Once the plankton died, their carbon-rich remains fell to the ocean floor and turned into graphite which acted as a natural lubricant.

According to the study published in Nature, plankton underwent several evolutions before dying.

This includes the growth of larger and developing sheaths, or coating, which has increased cellular carbon mass.

‘A peak of Paleoproterozoic orogeny at ~2 Ga [2 billion] is marked by a large number of individual orogens34, the overall length of the preserved orogen34 and a high incidence of metamorphism,” the study reads.

The team notes that this triggered the first widespread formation of tall mountains on Earth, with most appearing 1.95 to 1.65 billion years ago.

The team notes that this triggered the first widespread formation of tall mountains on Earth, with most appearing 1.95 to 1.65 billion years ago.

The team notes that this triggered the first widespread formation of tall mountains on Earth, with most appearing 1.95 to 1.65 billion years ago.

“Although it has long been known that tectonic processes were lubricated, our research shows that it was the abundance of carbon in the ocean that played a crucial role in the thickening of the crust that built the chains. of Earth’s mountains,” Parnell said.

“We can see evidence of this in the northwest of Scotland, where you can still find the roots of ancient mountains and the slippery graphite that helped build them, in places like Harris, Tiree and Gairloch.”
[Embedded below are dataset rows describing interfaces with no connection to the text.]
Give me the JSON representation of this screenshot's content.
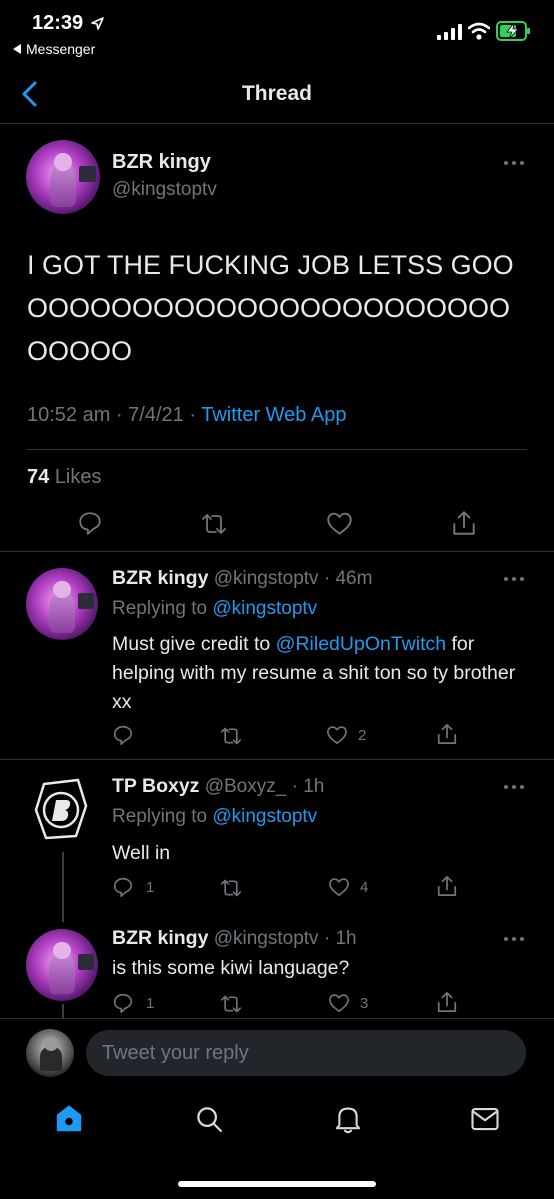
{
  "status_bar": {
    "time": "12:39",
    "back_app": "Messenger"
  },
  "header": {
    "title": "Thread"
  },
  "main_tweet": {
    "name": "BZR kingy",
    "handle": "@kingstoptv",
    "text": "I GOT THE FUCKING JOB LETSS GOOOOOOOOOOOOOOOOOOOOOOOOOOOOOO",
    "time": "10:52 am",
    "date": "7/4/21",
    "source": "Twitter Web App",
    "likes_count": "74",
    "likes_label": "Likes"
  },
  "replies": [
    {
      "name": "BZR kingy",
      "handle": "@kingstoptv",
      "age": "46m",
      "replying_to_label": "Replying to",
      "replying_to": "@kingstoptv",
      "text_before": "Must give credit to ",
      "mention": "@RiledUpOnTwitch",
      "text_after": " for helping with my resume a shit ton so ty brother xx",
      "reply_count": "",
      "retweet_count": "",
      "like_count": "2"
    },
    {
      "name": "TP Boxyz",
      "handle": "@Boxyz_",
      "age": "1h",
      "replying_to_label": "Replying to",
      "replying_to": "@kingstoptv",
      "text": "Well in",
      "reply_count": "1",
      "retweet_count": "",
      "like_count": "4"
    },
    {
      "name": "BZR kingy",
      "handle": "@kingstoptv",
      "age": "1h",
      "text": "is this some kiwi language?",
      "reply_count": "1",
      "retweet_count": "",
      "like_count": "3"
    }
  ],
  "compose": {
    "placeholder": "Tweet your reply"
  },
  "tabbar": {
    "items": [
      "home",
      "search",
      "notifications",
      "messages"
    ]
  },
  "colors": {
    "accent": "#1d9bf0",
    "background": "#000000"
  }
}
“Ultimately, what our research showed was that the key to mountain formation was life, demonstrating that the Earth and its biosphere are intimately linked in ways that had not previously been understood. .”